Among the items stalled are plans to build a legal consultation center, which could be housed at the West Campus, where researchers can get advice on copyright laws and their intellectual property rights, Bellinger said.

The report is one of the first steps taken by the Office of Digital Assets and Infrastructure, founded in the fall of 2008, said Ann Green, the co-chair of the report committee, which includes representatives from the office, Yale Information Technology Services and Yale’s libraries. The Office of Digital Assets and Infrastructure plans to conduct further interviews with a larger number of researchers, which may also include graduate students, she added.

“Currently, Yale does not have an overall plan for managing digital content, such as images, data sets and audio files,” Green said.

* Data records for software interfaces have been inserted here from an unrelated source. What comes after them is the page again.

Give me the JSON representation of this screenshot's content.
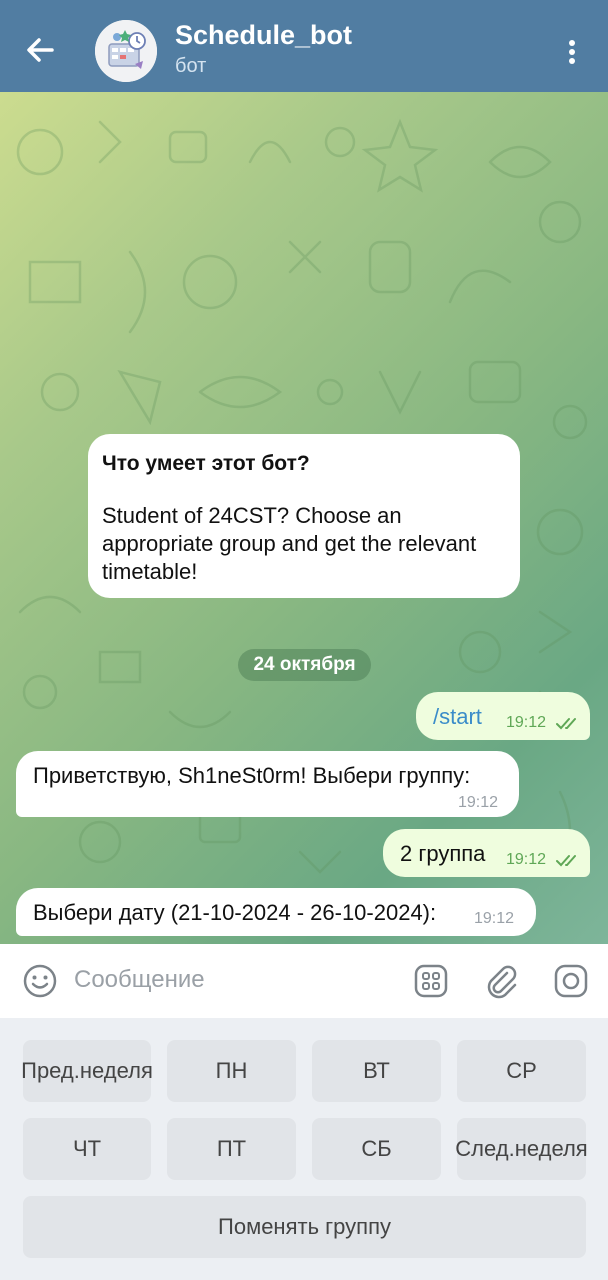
{
  "header": {
    "title": "Schedule_bot",
    "subtitle": "бот"
  },
  "chat": {
    "bot_info": {
      "title": "Что умеет этот бот?",
      "text": "Student of 24CST? Choose an appropriate group and get the relevant timetable!"
    },
    "date_separator": "24 октября",
    "messages": [
      {
        "direction": "outgoing",
        "text": "/start",
        "time": "19:12",
        "read": true
      },
      {
        "direction": "incoming",
        "text": "Приветствую, Sh1neSt0rm! Выбери группу:",
        "time": "19:12"
      },
      {
        "direction": "outgoing",
        "text": "2 группа",
        "time": "19:12",
        "read": true
      },
      {
        "direction": "incoming",
        "text": "Выбери дату (21-10-2024 - 26-10-2024):",
        "time": "19:12"
      }
    ]
  },
  "input": {
    "placeholder": "Сообщение"
  },
  "keyboard": {
    "rows": [
      [
        "Пред.неделя",
        "ПН",
        "ВТ",
        "СР"
      ],
      [
        "ЧТ",
        "ПТ",
        "СБ",
        "След.неделя"
      ],
      [
        "Поменять группу"
      ]
    ]
  },
  "colors": {
    "header_bg": "#517da2",
    "outgoing_bubble": "#effdde",
    "incoming_bubble": "#ffffff",
    "link": "#3a8cc9",
    "read_ticks": "#5fa756"
  }
}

In their interviews, many researchers voiced their needs for more advice on managing data from its creation to its collection, Bellinger said. Though there have been initiatives to address Yale’s formal collections in its libraries and museums, the University has yet to formally organize is informal data collections, such as research data faculty members produce, Bellinger said.

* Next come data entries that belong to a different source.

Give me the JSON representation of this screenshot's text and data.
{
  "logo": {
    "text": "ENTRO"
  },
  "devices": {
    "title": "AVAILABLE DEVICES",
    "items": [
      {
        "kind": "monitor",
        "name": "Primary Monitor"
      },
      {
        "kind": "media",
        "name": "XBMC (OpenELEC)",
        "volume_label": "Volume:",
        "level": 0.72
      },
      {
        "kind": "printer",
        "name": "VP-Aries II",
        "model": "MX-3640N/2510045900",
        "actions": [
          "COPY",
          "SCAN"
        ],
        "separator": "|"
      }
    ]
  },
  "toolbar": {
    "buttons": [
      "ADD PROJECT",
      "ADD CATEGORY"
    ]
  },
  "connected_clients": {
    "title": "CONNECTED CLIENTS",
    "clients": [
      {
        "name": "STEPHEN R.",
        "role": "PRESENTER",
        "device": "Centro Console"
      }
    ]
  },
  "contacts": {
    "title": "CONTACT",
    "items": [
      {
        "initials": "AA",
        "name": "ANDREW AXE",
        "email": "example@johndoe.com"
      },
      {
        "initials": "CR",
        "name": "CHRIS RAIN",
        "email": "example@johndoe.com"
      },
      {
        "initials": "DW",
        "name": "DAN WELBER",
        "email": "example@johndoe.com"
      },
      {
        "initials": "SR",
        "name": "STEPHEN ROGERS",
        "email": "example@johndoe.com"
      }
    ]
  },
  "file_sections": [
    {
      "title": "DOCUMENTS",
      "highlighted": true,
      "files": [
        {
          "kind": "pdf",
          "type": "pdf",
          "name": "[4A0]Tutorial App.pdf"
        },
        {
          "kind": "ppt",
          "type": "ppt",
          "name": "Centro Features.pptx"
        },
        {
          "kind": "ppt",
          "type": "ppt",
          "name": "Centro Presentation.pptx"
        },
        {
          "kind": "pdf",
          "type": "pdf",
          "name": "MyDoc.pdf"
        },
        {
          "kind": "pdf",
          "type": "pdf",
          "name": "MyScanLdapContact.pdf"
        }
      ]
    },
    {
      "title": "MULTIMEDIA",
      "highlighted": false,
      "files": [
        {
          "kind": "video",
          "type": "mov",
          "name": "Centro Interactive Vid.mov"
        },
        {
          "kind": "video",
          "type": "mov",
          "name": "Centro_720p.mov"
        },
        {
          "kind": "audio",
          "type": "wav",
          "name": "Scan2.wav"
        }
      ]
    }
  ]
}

Since research data ranges from microscopic images of cells to psychology surveys, Green said the ways Yale faculty analyze, store and share data can vary greatly. In biology, for example, the sequencing of genes and proteins creates a large amount of data that requires new software to take advantage of existing hardware’s storage capacity, said Medical School professor Kei-Hoi Cheung, who is involved in the Yale Center of Medical Informatics, which works to improve the use of computers in biomedical research. The Office of Digital Assets of Infrastructure is working on developing software to allow researchers to select what data they want to preserve and for how long, Green said, but the pace and size of this project has been cut back.

“The more we know about the specifics, the better we can come up with common solutions and common strategies,” Green said.

The Office of Digital Assets and Infrastructure has been collaborating with the Peabody Museum of Natural History, the Yale Office of Digital Dissemination and the Yale University Press on creating and managing digital content.